Hello there! I'm Dr. Vinifera, but you can call me Vinny. Ask me your toughest wine questions, from the fine points of etiquette to the science of winemaking. And don't worry, I'm no wine snob—you can also ask me those "dumb questions" you're too embarrased to ask your wine geek friends! I hope you find my answers educational, empowering and even amusing. And don't forget to check out my most asked questions and my full archives for all my Q&A classics.
Dear Dr. Vinny,
I have some old bottles of Penfolds Grange, from 1973 and 1970, but I don’t think they're any good. Would a collector be interested in the wines even if they aren't drinkable?
—Elizabeth, Melbourne, Australia
I’m pretty cautious about long-forgotten bottles, but you’ve got some potentially really amazing wines there. I checked in with Penfolds chief winemaker Peter Gago for his take, and he said, “These old Penfolds Grange gems are becoming increasingly rare to find on the global secondary market. At almost 50 years old, the primary fruit has well and truly faded and been surpassed by the tertiary characters of cedar, wood and spice."
Then Gago did what I hoped he would, and mentioned the recorking clinics that Penfolds does. “To confirm whether the wine is truly drinkable, we recommend taking your Penfolds aged wines, 15 years or older, to a Penfolds Recorking Clinic,” explains Gago. “Now an institution, the service was inspired by Grange creator Max Schubert, who would recork older vintages of Grange for his friends.”

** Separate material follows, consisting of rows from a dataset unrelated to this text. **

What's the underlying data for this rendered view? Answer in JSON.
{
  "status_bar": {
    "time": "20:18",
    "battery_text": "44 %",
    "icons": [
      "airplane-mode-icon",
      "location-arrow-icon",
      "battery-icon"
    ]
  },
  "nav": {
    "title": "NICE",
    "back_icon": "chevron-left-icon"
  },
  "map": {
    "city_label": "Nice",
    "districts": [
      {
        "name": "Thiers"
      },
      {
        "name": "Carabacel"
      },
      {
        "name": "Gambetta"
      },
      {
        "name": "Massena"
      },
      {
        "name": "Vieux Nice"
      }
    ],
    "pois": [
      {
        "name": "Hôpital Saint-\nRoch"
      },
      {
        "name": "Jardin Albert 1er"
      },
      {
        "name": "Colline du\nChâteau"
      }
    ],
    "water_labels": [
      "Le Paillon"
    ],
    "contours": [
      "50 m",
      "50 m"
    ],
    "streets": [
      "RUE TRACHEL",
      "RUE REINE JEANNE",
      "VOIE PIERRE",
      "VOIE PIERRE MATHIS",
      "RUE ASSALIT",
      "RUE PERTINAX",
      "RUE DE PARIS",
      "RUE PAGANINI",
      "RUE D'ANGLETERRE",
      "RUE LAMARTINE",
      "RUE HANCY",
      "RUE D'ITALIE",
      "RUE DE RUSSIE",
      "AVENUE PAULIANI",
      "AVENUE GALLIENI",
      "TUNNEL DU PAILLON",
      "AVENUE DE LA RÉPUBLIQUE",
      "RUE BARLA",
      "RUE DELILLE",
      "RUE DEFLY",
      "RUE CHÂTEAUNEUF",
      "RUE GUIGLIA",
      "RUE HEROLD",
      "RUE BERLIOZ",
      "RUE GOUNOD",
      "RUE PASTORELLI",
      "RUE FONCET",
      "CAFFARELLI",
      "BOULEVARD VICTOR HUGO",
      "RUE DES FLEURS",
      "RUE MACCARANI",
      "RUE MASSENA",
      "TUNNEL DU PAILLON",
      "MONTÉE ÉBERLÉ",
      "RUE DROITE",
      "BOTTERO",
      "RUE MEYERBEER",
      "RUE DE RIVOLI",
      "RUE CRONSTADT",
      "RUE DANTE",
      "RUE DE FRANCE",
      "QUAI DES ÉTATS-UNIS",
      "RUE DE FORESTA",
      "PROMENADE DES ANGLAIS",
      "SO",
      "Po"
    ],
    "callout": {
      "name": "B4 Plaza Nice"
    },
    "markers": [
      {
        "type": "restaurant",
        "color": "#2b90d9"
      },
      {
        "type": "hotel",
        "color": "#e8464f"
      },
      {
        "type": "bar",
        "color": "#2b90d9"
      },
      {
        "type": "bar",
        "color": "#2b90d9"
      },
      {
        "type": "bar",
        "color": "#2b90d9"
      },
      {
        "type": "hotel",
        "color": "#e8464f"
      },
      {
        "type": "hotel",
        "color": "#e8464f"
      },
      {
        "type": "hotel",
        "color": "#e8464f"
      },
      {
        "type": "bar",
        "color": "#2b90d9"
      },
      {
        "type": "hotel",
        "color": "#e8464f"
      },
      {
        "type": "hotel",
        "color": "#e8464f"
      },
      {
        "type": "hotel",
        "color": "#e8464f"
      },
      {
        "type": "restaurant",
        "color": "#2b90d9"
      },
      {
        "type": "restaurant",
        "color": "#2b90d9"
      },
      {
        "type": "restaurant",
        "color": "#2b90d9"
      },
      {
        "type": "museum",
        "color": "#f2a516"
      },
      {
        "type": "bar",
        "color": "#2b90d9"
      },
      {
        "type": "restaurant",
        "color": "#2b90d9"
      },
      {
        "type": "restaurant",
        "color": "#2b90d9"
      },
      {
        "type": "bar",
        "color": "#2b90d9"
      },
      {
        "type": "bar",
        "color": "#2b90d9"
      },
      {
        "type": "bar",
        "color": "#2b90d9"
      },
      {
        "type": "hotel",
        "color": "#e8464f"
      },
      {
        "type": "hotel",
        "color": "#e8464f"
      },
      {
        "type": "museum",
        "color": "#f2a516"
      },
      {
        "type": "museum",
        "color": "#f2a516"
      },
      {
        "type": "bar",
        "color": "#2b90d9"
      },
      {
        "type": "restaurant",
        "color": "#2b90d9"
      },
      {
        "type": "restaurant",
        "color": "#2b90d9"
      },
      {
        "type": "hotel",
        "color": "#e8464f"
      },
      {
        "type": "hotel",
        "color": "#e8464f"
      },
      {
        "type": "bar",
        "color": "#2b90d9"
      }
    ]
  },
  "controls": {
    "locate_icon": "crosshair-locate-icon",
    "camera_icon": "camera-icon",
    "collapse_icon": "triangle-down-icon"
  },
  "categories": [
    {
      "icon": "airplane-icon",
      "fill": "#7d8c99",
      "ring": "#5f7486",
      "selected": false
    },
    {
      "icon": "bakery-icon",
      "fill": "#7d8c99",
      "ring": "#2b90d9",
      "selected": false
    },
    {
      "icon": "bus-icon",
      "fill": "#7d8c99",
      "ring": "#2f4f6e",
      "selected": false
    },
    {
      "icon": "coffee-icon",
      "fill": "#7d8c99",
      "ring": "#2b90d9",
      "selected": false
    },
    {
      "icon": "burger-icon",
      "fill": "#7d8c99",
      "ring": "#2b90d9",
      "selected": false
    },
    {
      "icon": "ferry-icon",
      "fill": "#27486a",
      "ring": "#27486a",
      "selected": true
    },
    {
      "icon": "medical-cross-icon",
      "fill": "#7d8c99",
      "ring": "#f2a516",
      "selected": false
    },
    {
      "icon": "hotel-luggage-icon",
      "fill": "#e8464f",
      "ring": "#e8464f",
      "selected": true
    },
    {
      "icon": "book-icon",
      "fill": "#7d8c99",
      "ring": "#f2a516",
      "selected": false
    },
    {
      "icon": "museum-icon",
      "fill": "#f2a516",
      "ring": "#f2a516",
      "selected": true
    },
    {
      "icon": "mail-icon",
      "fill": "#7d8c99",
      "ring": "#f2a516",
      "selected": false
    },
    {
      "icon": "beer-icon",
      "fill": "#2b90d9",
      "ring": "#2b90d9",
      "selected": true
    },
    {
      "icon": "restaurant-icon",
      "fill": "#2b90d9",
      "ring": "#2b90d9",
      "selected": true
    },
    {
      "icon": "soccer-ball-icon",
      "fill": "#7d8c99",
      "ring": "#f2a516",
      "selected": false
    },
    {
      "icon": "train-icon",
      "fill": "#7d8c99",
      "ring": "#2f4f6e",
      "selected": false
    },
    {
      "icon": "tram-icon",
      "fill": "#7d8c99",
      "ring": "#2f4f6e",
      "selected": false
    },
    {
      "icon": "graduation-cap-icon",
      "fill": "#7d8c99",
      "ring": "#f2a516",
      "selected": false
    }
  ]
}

At the clinic, a winemaking team member inspects the wine, assesses the quality, tops off the missing wine and certifies and recapsules the wine. It’s pretty awesome that you get to check on how the wine is aging as well as give it a new lease in your cellar. As for the two vintages of Grange you have, Gago says they're best consumed now. “Drinkable? That’s a matter of personal taste/choice,” he says. “Sellable? If stored correctly, absolutely.”